+++ MATERIAL TO PROCESS

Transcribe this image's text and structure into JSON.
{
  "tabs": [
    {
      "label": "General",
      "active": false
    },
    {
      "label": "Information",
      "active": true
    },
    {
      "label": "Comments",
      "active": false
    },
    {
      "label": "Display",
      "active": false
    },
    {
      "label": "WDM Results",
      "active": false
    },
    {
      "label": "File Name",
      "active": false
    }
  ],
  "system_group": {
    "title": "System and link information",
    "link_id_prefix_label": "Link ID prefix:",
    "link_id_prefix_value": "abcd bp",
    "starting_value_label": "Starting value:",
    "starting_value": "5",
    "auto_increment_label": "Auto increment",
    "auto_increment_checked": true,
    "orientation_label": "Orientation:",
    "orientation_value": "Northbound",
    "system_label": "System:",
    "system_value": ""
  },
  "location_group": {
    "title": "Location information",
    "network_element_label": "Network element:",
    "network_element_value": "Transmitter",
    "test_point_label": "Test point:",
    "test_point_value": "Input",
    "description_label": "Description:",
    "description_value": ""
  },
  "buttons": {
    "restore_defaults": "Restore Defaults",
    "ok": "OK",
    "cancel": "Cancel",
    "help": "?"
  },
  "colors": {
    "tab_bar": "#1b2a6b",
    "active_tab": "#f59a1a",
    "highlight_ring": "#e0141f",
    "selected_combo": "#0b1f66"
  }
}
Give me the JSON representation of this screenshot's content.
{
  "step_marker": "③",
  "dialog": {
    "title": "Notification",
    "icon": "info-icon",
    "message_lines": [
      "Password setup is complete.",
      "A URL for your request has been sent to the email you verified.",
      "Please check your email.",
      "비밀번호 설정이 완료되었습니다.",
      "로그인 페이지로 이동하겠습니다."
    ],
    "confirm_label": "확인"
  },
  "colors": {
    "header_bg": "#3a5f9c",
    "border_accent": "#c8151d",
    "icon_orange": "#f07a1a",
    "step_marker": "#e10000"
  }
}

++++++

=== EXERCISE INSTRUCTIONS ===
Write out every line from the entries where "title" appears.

=== ANSWER TO THIS EXERCISE ===
    "title": "System and link information",
    "title": "Location information",
    "title": "Notification",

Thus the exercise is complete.